ACTIVITY | Among these records, which lines include "From"? Copy them out.

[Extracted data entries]
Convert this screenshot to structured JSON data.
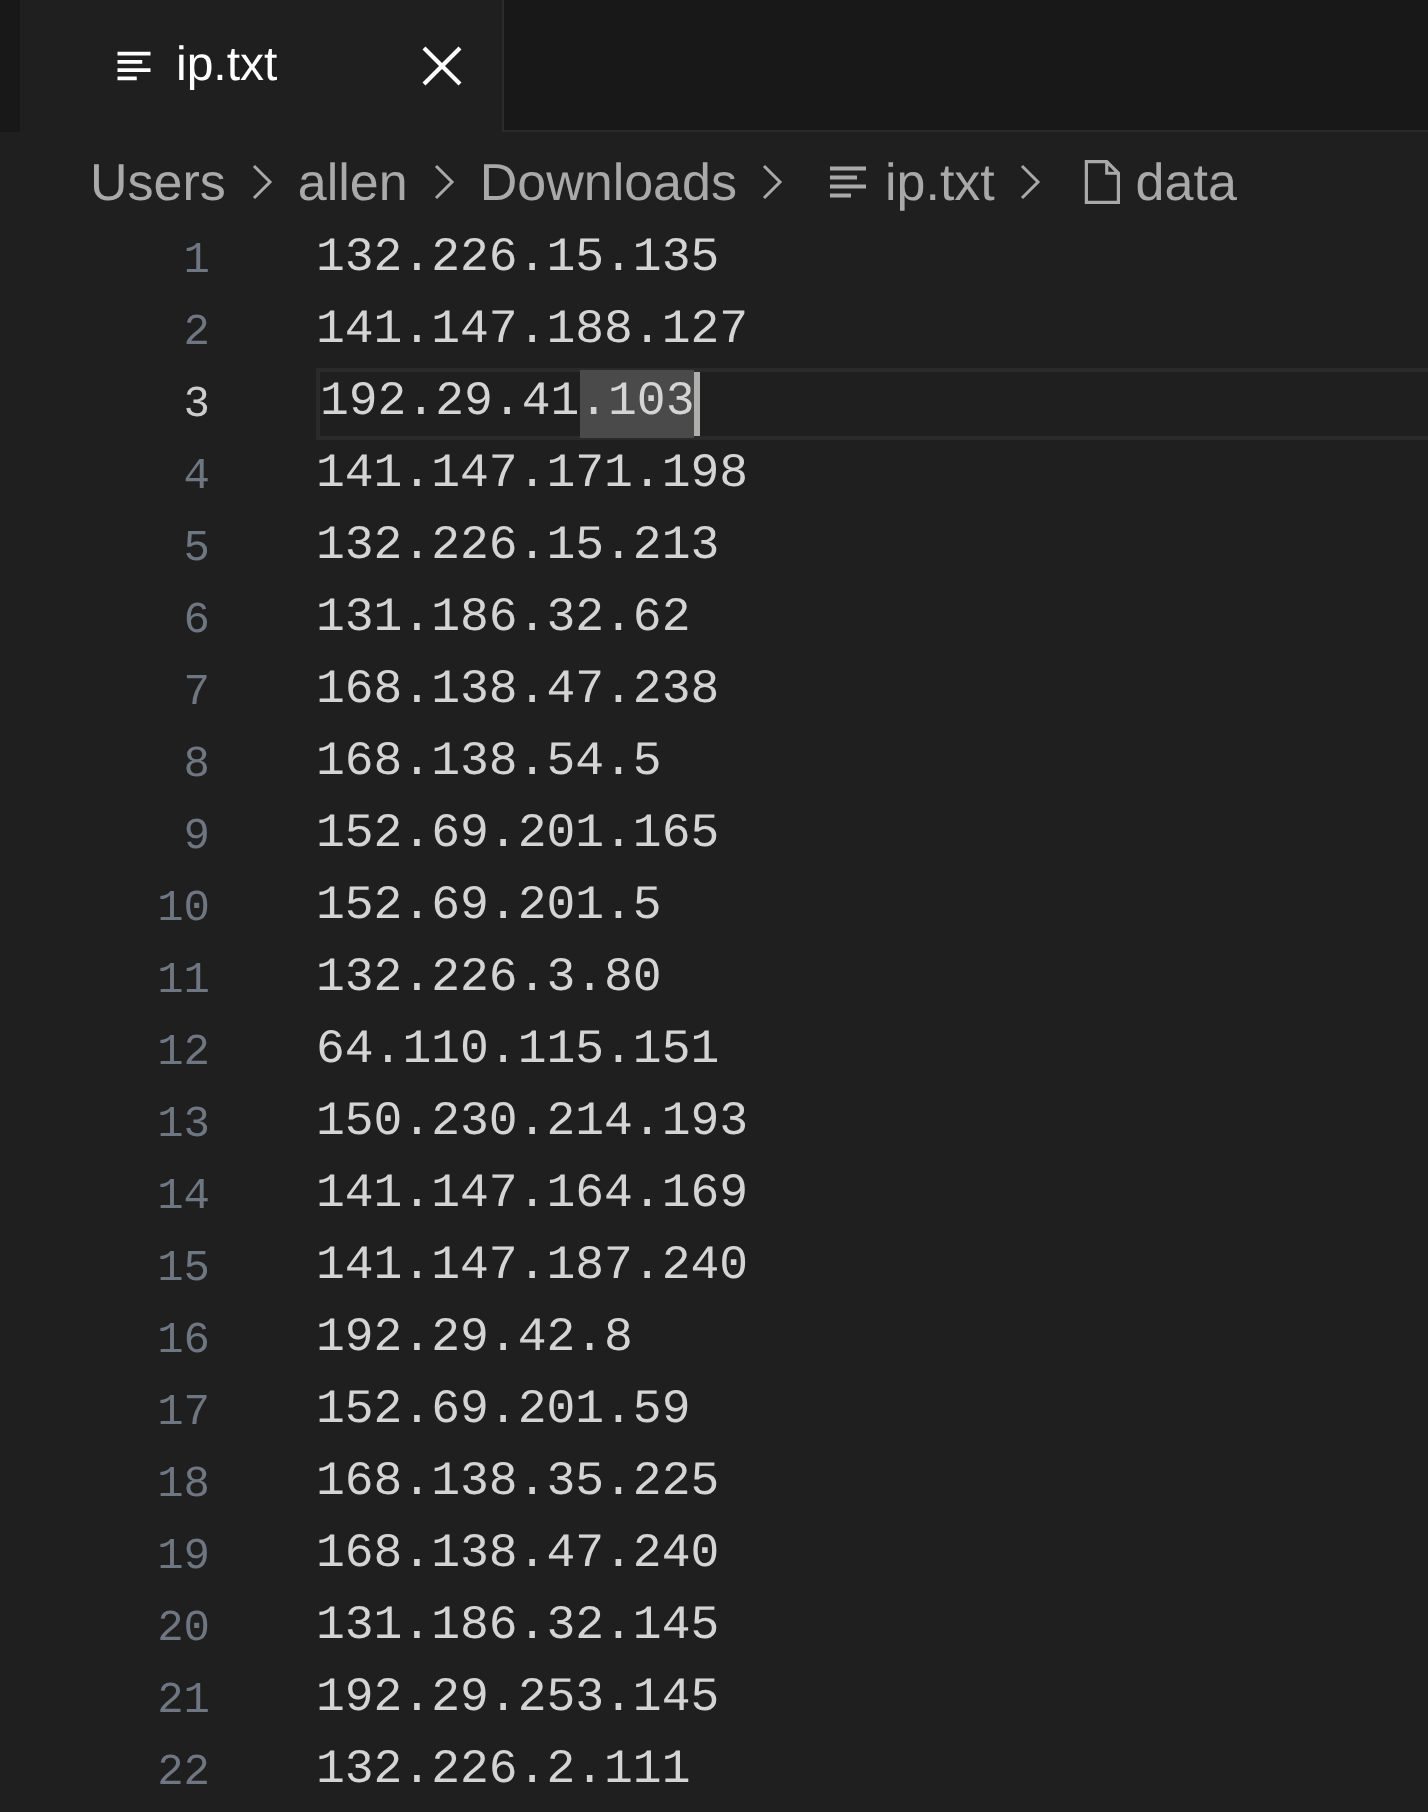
{
  "tabs": [
    {
      "label": "ip.txt",
      "selected": true
    }
  ],
  "breadcrumb": [
    {
      "label": "Users",
      "kind": "folder"
    },
    {
      "label": "allen",
      "kind": "folder"
    },
    {
      "label": "Downloads",
      "kind": "folder"
    },
    {
      "label": "ip.txt",
      "kind": "textfile"
    },
    {
      "label": "data",
      "kind": "symbol"
    }
  ],
  "lines": [
    {
      "number": "1",
      "text": "132.226.15.135",
      "current": false
    },
    {
      "number": "2",
      "text": "141.147.188.127",
      "current": false
    },
    {
      "number": "3",
      "text": "192.29.41",
      "selection": ".103",
      "current": true
    },
    {
      "number": "4",
      "text": "141.147.171.198",
      "current": false
    },
    {
      "number": "5",
      "text": "132.226.15.213",
      "current": false
    },
    {
      "number": "6",
      "text": "131.186.32.62",
      "current": false
    },
    {
      "number": "7",
      "text": "168.138.47.238",
      "current": false
    },
    {
      "number": "8",
      "text": "168.138.54.5",
      "current": false
    },
    {
      "number": "9",
      "text": "152.69.201.165",
      "current": false
    },
    {
      "number": "10",
      "text": "152.69.201.5",
      "current": false
    },
    {
      "number": "11",
      "text": "132.226.3.80",
      "current": false
    },
    {
      "number": "12",
      "text": "64.110.115.151",
      "current": false
    },
    {
      "number": "13",
      "text": "150.230.214.193",
      "current": false
    },
    {
      "number": "14",
      "text": "141.147.164.169",
      "current": false
    },
    {
      "number": "15",
      "text": "141.147.187.240",
      "current": false
    },
    {
      "number": "16",
      "text": "192.29.42.8",
      "current": false
    },
    {
      "number": "17",
      "text": "152.69.201.59",
      "current": false
    },
    {
      "number": "18",
      "text": "168.138.35.225",
      "current": false
    },
    {
      "number": "19",
      "text": "168.138.47.240",
      "current": false
    },
    {
      "number": "20",
      "text": "131.186.32.145",
      "current": false
    },
    {
      "number": "21",
      "text": "192.29.253.145",
      "current": false
    },
    {
      "number": "22",
      "text": "132.226.2.111",
      "current": false
    }
  ]
}
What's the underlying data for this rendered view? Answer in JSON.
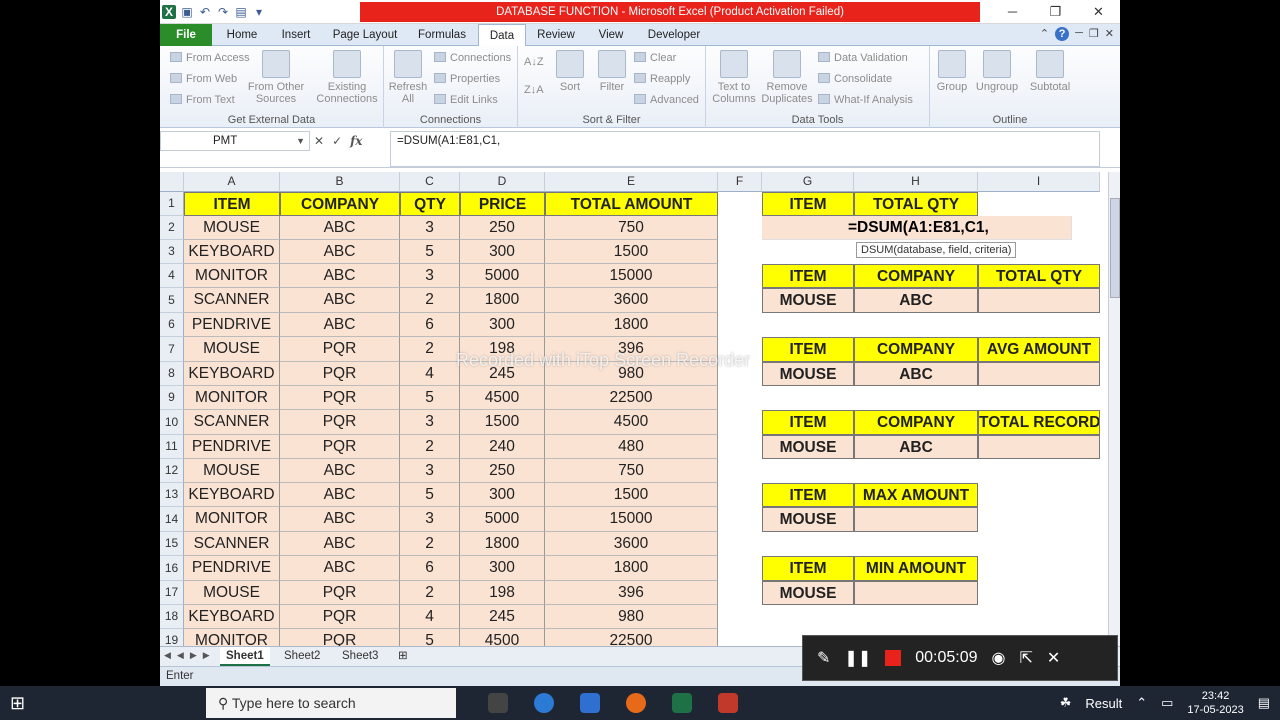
{
  "window": {
    "title": "DATABASE FUNCTION  -  Microsoft Excel (Product Activation Failed)"
  },
  "tabs": [
    "File",
    "Home",
    "Insert",
    "Page Layout",
    "Formulas",
    "Data",
    "Review",
    "View",
    "Developer"
  ],
  "ribbon": {
    "external": {
      "from_access": "From Access",
      "from_web": "From Web",
      "from_text": "From Text",
      "other": "From Other Sources",
      "existing": "Existing Connections",
      "label": "Get External Data"
    },
    "connections": {
      "refresh": "Refresh All",
      "connections": "Connections",
      "properties": "Properties",
      "edit_links": "Edit Links",
      "label": "Connections"
    },
    "sort": {
      "sort": "Sort",
      "filter": "Filter",
      "clear": "Clear",
      "reapply": "Reapply",
      "advanced": "Advanced",
      "label": "Sort & Filter"
    },
    "tools": {
      "ttc": "Text to Columns",
      "remove": "Remove Duplicates",
      "validation": "Data Validation",
      "consolidate": "Consolidate",
      "whatif": "What-If Analysis",
      "label": "Data Tools"
    },
    "outline": {
      "group": "Group",
      "ungroup": "Ungroup",
      "subtotal": "Subtotal",
      "label": "Outline"
    }
  },
  "formula_bar": {
    "name_box": "PMT",
    "formula": "=DSUM(A1:E81,C1,"
  },
  "columns": [
    "A",
    "B",
    "C",
    "D",
    "E",
    "F",
    "G",
    "H",
    "I"
  ],
  "table_headers": [
    "ITEM",
    "COMPANY",
    "QTY",
    "PRICE",
    "TOTAL AMOUNT"
  ],
  "rows": [
    [
      "MOUSE",
      "ABC",
      "3",
      "250",
      "750"
    ],
    [
      "KEYBOARD",
      "ABC",
      "5",
      "300",
      "1500"
    ],
    [
      "MONITOR",
      "ABC",
      "3",
      "5000",
      "15000"
    ],
    [
      "SCANNER",
      "ABC",
      "2",
      "1800",
      "3600"
    ],
    [
      "PENDRIVE",
      "ABC",
      "6",
      "300",
      "1800"
    ],
    [
      "MOUSE",
      "PQR",
      "2",
      "198",
      "396"
    ],
    [
      "KEYBOARD",
      "PQR",
      "4",
      "245",
      "980"
    ],
    [
      "MONITOR",
      "PQR",
      "5",
      "4500",
      "22500"
    ],
    [
      "SCANNER",
      "PQR",
      "3",
      "1500",
      "4500"
    ],
    [
      "PENDRIVE",
      "PQR",
      "2",
      "240",
      "480"
    ],
    [
      "MOUSE",
      "ABC",
      "3",
      "250",
      "750"
    ],
    [
      "KEYBOARD",
      "ABC",
      "5",
      "300",
      "1500"
    ],
    [
      "MONITOR",
      "ABC",
      "3",
      "5000",
      "15000"
    ],
    [
      "SCANNER",
      "ABC",
      "2",
      "1800",
      "3600"
    ],
    [
      "PENDRIVE",
      "ABC",
      "6",
      "300",
      "1800"
    ],
    [
      "MOUSE",
      "PQR",
      "2",
      "198",
      "396"
    ],
    [
      "KEYBOARD",
      "PQR",
      "4",
      "245",
      "980"
    ],
    [
      "MONITOR",
      "PQR",
      "5",
      "4500",
      "22500"
    ]
  ],
  "criteria": {
    "g1": "ITEM",
    "h1": "TOTAL QTY",
    "h2_edit": "=DSUM(A1:E81,C1,",
    "tooltip": "DSUM(database, field, criteria)",
    "b2_item": "ITEM",
    "b2_company": "COMPANY",
    "b2_result": "TOTAL QTY",
    "b2_val_item": "MOUSE",
    "b2_val_company": "ABC",
    "b3_item": "ITEM",
    "b3_company": "COMPANY",
    "b3_result": "AVG AMOUNT",
    "b3_val_item": "MOUSE",
    "b3_val_company": "ABC",
    "b4_item": "ITEM",
    "b4_company": "COMPANY",
    "b4_result": "TOTAL RECORDS",
    "b4_val_item": "MOUSE",
    "b4_val_company": "ABC",
    "b5_item": "ITEM",
    "b5_result": "MAX AMOUNT",
    "b5_val_item": "MOUSE",
    "b6_item": "ITEM",
    "b6_result": "MIN AMOUNT",
    "b6_val_item": "MOUSE"
  },
  "watermark": "Recorded with iTop Screen Recorder",
  "sheets": [
    "Sheet1",
    "Sheet2",
    "Sheet3"
  ],
  "status": "Enter",
  "recorder": {
    "time": "00:05:09"
  },
  "taskbar": {
    "search": "Type here to search",
    "weather": "Result",
    "time": "23:42",
    "date": "17-05-2023"
  }
}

ANSWER BOX |
      "from_access": "From Access",
      "from_web": "From Web",
      "from_text": "From Text",
      "other": "From Other Sources",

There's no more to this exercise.